## About this task
Output every entry exactly as written, skipping any pictures.

## Dataset rows for apps and sites
Content starts

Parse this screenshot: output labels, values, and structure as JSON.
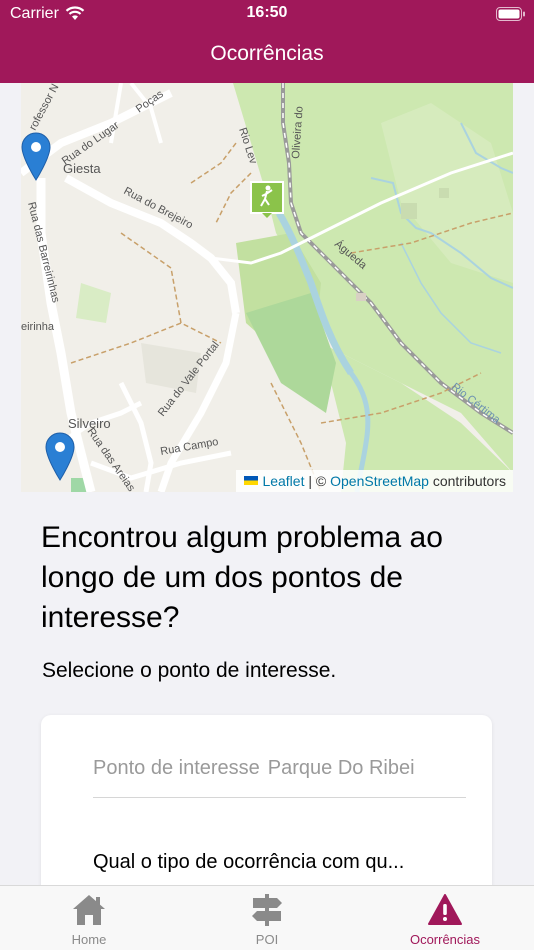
{
  "status_bar": {
    "carrier": "Carrier",
    "time": "16:50"
  },
  "header": {
    "title": "Ocorrências"
  },
  "map": {
    "labels": {
      "professor": "rofessor N",
      "lugar": "Rua do Lugar",
      "pocas": "Poças",
      "giesta": "Giesta",
      "brejeiro": "Rua do Brejeiro",
      "barreirinhas": "Rua das Barreirinhas",
      "leirinha": "eirinha",
      "vale_portal": "Rua do Vale Portal",
      "silveiro": "Silveiro",
      "areias": "Rua das Areias",
      "campo": "Rua Campo",
      "oliveira": "Oliveira do",
      "rio_lev": "Rio Lev",
      "agueda": "Águeda",
      "rio_cerima": "Rio Cértima"
    },
    "attribution": {
      "leaflet": "Leaflet",
      "separator": "| ©",
      "osm": "OpenStreetMap",
      "contributors": "contributors"
    }
  },
  "content": {
    "question": "Encontrou algum problema ao longo de um dos pontos de interesse?",
    "instruction": "Selecione o ponto de interesse."
  },
  "form": {
    "poi_label": "Ponto de interesse",
    "poi_value": "Parque Do Ribei",
    "occurrence_type_label": "Qual o tipo de ocorrência com qu..."
  },
  "tabs": [
    {
      "label": "Home",
      "icon": "home-icon",
      "active": false
    },
    {
      "label": "POI",
      "icon": "signpost-icon",
      "active": false
    },
    {
      "label": "Ocorrências",
      "icon": "warning-icon",
      "active": true
    }
  ],
  "colors": {
    "accent": "#a0185a",
    "map_green": "#cde8b0",
    "water": "#aad3df",
    "marker_blue": "#2a7fd4"
  }
}
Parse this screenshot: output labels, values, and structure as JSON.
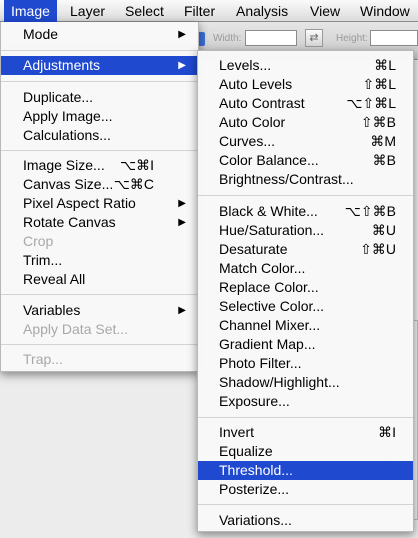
{
  "menubar": {
    "items": [
      {
        "label": "Image"
      },
      {
        "label": "Layer"
      },
      {
        "label": "Select"
      },
      {
        "label": "Filter"
      },
      {
        "label": "Analysis"
      },
      {
        "label": "View"
      },
      {
        "label": "Window"
      }
    ]
  },
  "options_bar": {
    "width_label": "Width:",
    "height_label": "Height:",
    "swap_glyph": "⇄"
  },
  "image_menu": {
    "items": [
      {
        "label": "Mode",
        "submenu": true
      },
      {
        "label": "Adjustments",
        "submenu": true,
        "highlighted": true
      },
      {
        "label": "Duplicate..."
      },
      {
        "label": "Apply Image..."
      },
      {
        "label": "Calculations..."
      },
      {
        "label": "Image Size...",
        "shortcut": "⌥⌘I"
      },
      {
        "label": "Canvas Size...",
        "shortcut": "⌥⌘C"
      },
      {
        "label": "Pixel Aspect Ratio",
        "submenu": true
      },
      {
        "label": "Rotate Canvas",
        "submenu": true
      },
      {
        "label": "Crop",
        "disabled": true
      },
      {
        "label": "Trim..."
      },
      {
        "label": "Reveal All"
      },
      {
        "label": "Variables",
        "submenu": true
      },
      {
        "label": "Apply Data Set...",
        "disabled": true
      },
      {
        "label": "Trap...",
        "disabled": true
      }
    ]
  },
  "adjustments_menu": {
    "items": [
      {
        "label": "Levels...",
        "shortcut": "⌘L"
      },
      {
        "label": "Auto Levels",
        "shortcut": "⇧⌘L"
      },
      {
        "label": "Auto Contrast",
        "shortcut": "⌥⇧⌘L"
      },
      {
        "label": "Auto Color",
        "shortcut": "⇧⌘B"
      },
      {
        "label": "Curves...",
        "shortcut": "⌘M"
      },
      {
        "label": "Color Balance...",
        "shortcut": "⌘B"
      },
      {
        "label": "Brightness/Contrast..."
      },
      {
        "label": "Black & White...",
        "shortcut": "⌥⇧⌘B"
      },
      {
        "label": "Hue/Saturation...",
        "shortcut": "⌘U"
      },
      {
        "label": "Desaturate",
        "shortcut": "⇧⌘U"
      },
      {
        "label": "Match Color..."
      },
      {
        "label": "Replace Color..."
      },
      {
        "label": "Selective Color..."
      },
      {
        "label": "Channel Mixer..."
      },
      {
        "label": "Gradient Map..."
      },
      {
        "label": "Photo Filter..."
      },
      {
        "label": "Shadow/Highlight..."
      },
      {
        "label": "Exposure..."
      },
      {
        "label": "Invert",
        "shortcut": "⌘I"
      },
      {
        "label": "Equalize"
      },
      {
        "label": "Threshold...",
        "highlighted": true
      },
      {
        "label": "Posterize..."
      },
      {
        "label": "Variations..."
      }
    ]
  },
  "colors": {
    "highlight": "#1f49cf",
    "disabled_text": "#a8a8a8"
  },
  "icons": {
    "submenu_arrow": "▶"
  }
}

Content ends

## Solution below
Parse this screenshot: output labels, values, and structure as JSON.
{
  "status_bar": {
    "carrier": "Carrier",
    "time": "16:50"
  },
  "header": {
    "title": "Ocorrências"
  },
  "map": {
    "labels": {
      "professor": "rofessor N",
      "lugar": "Rua do Lugar",
      "pocas": "Poças",
      "giesta": "Giesta",
      "brejeiro": "Rua do Brejeiro",
      "barreirinhas": "Rua das Barreirinhas",
      "leirinha": "eirinha",
      "vale_portal": "Rua do Vale Portal",
      "silveiro": "Silveiro",
      "areias": "Rua das Areias",
      "campo": "Rua Campo",
      "oliveira": "Oliveira do",
      "rio_lev": "Rio Lev",
      "agueda": "Águeda",
      "rio_cerima": "Rio Cértima"
    },
    "attribution": {
      "leaflet": "Leaflet",
      "separator": "| ©",
      "osm": "OpenStreetMap",
      "contributors": "contributors"
    }
  },
  "content": {
    "question": "Encontrou algum problema ao longo de um dos pontos de interesse?",
    "instruction": "Selecione o ponto de interesse."
  },
  "form": {
    "poi_label": "Ponto de interesse",
    "poi_value": "Parque Do Ribei",
    "occurrence_type_label": "Qual o tipo de ocorrência com qu..."
  },
  "tabs": [
    {
      "label": "Home",
      "icon": "home-icon",
      "active": false
    },
    {
      "label": "POI",
      "icon": "signpost-icon",
      "active": false
    },
    {
      "label": "Ocorrências",
      "icon": "warning-icon",
      "active": true
    }
  ],
  "colors": {
    "accent": "#a0185a",
    "map_green": "#cde8b0",
    "water": "#aad3df",
    "marker_blue": "#2a7fd4"
  }
}
Parse this screenshot: output labels, values, and structure as JSON.
{
  "menubar": {
    "items": [
      {
        "label": "Image"
      },
      {
        "label": "Layer"
      },
      {
        "label": "Select"
      },
      {
        "label": "Filter"
      },
      {
        "label": "Analysis"
      },
      {
        "label": "View"
      },
      {
        "label": "Window"
      }
    ]
  },
  "options_bar": {
    "width_label": "Width:",
    "height_label": "Height:",
    "swap_glyph": "⇄"
  },
  "image_menu": {
    "items": [
      {
        "label": "Mode",
        "submenu": true
      },
      {
        "label": "Adjustments",
        "submenu": true,
        "highlighted": true
      },
      {
        "label": "Duplicate..."
      },
      {
        "label": "Apply Image..."
      },
      {
        "label": "Calculations..."
      },
      {
        "label": "Image Size...",
        "shortcut": "⌥⌘I"
      },
      {
        "label": "Canvas Size...",
        "shortcut": "⌥⌘C"
      },
      {
        "label": "Pixel Aspect Ratio",
        "submenu": true
      },
      {
        "label": "Rotate Canvas",
        "submenu": true
      },
      {
        "label": "Crop",
        "disabled": true
      },
      {
        "label": "Trim..."
      },
      {
        "label": "Reveal All"
      },
      {
        "label": "Variables",
        "submenu": true
      },
      {
        "label": "Apply Data Set...",
        "disabled": true
      },
      {
        "label": "Trap...",
        "disabled": true
      }
    ]
  },
  "adjustments_menu": {
    "items": [
      {
        "label": "Levels...",
        "shortcut": "⌘L"
      },
      {
        "label": "Auto Levels",
        "shortcut": "⇧⌘L"
      },
      {
        "label": "Auto Contrast",
        "shortcut": "⌥⇧⌘L"
      },
      {
        "label": "Auto Color",
        "shortcut": "⇧⌘B"
      },
      {
        "label": "Curves...",
        "shortcut": "⌘M"
      },
      {
        "label": "Color Balance...",
        "shortcut": "⌘B"
      },
      {
        "label": "Brightness/Contrast..."
      },
      {
        "label": "Black & White...",
        "shortcut": "⌥⇧⌘B"
      },
      {
        "label": "Hue/Saturation...",
        "shortcut": "⌘U"
      },
      {
        "label": "Desaturate",
        "shortcut": "⇧⌘U"
      },
      {
        "label": "Match Color..."
      },
      {
        "label": "Replace Color..."
      },
      {
        "label": "Selective Color..."
      },
      {
        "label": "Channel Mixer..."
      },
      {
        "label": "Gradient Map..."
      },
      {
        "label": "Photo Filter..."
      },
      {
        "label": "Shadow/Highlight..."
      },
      {
        "label": "Exposure..."
      },
      {
        "label": "Invert",
        "shortcut": "⌘I"
      },
      {
        "label": "Equalize"
      },
      {
        "label": "Threshold...",
        "highlighted": true
      },
      {
        "label": "Posterize..."
      },
      {
        "label": "Variations..."
      }
    ]
  },
  "colors": {
    "highlight": "#1f49cf",
    "disabled_text": "#a8a8a8"
  },
  "icons": {
    "submenu_arrow": "▶"
  }
}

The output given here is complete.